■ **Work to be completed**: From the entries below, copy out all lines holding "JSON".

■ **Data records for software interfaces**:
━━━━━━━━━━━━━━━━
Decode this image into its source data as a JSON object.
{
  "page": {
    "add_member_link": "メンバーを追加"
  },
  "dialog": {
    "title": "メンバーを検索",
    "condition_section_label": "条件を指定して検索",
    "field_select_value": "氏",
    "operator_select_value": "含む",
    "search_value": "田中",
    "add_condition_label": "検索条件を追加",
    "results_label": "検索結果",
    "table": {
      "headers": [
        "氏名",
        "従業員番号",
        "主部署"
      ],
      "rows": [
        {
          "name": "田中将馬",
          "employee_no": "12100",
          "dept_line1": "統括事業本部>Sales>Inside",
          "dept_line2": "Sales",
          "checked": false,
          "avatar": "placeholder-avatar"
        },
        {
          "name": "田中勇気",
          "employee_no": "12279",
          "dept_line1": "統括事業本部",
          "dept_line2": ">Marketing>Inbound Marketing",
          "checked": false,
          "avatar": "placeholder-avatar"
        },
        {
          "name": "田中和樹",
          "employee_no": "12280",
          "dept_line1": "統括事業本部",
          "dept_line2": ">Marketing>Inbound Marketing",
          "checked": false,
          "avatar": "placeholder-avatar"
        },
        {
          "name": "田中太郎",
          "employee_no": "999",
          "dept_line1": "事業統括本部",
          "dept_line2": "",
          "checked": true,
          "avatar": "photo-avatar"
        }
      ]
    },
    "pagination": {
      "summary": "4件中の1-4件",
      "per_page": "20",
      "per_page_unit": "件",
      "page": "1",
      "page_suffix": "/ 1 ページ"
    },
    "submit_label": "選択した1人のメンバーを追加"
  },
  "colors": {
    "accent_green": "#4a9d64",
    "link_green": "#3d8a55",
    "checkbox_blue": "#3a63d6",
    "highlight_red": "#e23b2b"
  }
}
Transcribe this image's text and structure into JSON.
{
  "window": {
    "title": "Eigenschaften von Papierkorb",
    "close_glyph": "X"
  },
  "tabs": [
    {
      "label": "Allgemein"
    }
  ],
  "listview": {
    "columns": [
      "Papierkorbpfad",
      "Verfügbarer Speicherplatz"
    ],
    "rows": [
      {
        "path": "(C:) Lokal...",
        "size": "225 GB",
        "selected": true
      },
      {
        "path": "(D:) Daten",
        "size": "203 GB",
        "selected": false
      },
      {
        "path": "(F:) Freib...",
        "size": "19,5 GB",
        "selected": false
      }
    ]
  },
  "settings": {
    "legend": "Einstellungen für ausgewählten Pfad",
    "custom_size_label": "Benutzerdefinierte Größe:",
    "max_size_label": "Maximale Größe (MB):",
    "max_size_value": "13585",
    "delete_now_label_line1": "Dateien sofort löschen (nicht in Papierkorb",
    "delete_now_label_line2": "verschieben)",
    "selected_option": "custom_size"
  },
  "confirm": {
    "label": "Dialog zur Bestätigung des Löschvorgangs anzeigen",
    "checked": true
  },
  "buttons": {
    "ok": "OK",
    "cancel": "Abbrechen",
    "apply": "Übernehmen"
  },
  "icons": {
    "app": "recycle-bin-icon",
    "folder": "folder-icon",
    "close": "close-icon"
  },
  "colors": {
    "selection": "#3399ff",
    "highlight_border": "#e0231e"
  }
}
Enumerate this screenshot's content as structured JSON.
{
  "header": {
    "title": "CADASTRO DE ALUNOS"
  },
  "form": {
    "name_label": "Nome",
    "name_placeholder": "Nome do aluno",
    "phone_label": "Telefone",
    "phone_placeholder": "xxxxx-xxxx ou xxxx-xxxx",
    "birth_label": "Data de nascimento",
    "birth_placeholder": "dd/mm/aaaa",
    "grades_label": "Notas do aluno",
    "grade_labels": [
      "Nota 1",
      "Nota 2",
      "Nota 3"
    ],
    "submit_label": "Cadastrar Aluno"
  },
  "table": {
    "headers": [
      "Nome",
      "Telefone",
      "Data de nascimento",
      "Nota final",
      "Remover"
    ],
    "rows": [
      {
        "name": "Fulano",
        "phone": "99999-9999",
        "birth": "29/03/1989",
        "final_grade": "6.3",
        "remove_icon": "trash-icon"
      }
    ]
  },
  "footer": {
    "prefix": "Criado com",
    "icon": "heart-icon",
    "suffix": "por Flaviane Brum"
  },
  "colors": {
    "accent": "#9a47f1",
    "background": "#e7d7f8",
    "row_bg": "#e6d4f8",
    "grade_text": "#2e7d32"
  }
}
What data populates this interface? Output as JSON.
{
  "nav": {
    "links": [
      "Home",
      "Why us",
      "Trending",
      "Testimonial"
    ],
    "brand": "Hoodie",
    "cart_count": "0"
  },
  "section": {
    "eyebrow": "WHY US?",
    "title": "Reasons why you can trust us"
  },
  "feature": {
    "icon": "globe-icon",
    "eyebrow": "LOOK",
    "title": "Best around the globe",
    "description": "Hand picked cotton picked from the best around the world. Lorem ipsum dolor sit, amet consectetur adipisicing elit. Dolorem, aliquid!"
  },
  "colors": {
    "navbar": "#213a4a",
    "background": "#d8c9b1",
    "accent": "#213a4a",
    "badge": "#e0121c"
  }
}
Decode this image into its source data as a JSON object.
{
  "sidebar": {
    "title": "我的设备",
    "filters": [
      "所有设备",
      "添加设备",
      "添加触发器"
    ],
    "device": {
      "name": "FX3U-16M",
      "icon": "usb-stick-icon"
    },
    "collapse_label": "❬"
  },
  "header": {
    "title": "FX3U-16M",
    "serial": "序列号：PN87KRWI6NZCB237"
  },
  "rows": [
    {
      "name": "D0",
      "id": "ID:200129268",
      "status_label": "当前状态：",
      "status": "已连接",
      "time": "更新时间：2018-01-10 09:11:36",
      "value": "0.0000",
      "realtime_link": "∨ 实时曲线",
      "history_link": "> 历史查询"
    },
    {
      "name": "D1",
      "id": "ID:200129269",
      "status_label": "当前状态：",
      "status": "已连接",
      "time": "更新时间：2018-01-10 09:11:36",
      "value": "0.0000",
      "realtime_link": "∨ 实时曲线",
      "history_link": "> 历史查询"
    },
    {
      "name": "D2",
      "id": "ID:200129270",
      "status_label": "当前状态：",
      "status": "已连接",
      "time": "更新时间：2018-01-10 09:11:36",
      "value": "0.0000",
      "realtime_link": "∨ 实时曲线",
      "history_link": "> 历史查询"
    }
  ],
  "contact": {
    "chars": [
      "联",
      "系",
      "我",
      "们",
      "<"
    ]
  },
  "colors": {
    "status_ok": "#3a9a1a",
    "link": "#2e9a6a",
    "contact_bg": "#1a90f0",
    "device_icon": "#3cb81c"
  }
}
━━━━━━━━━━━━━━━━
■ **Output for this exercise**:
Decode this image into its source data as a JSON object.
Transcribe this image's text and structure into JSON.
Enumerate this screenshot's content as structured JSON.
What data populates this interface? Output as JSON.
Decode this image into its source data as a JSON object.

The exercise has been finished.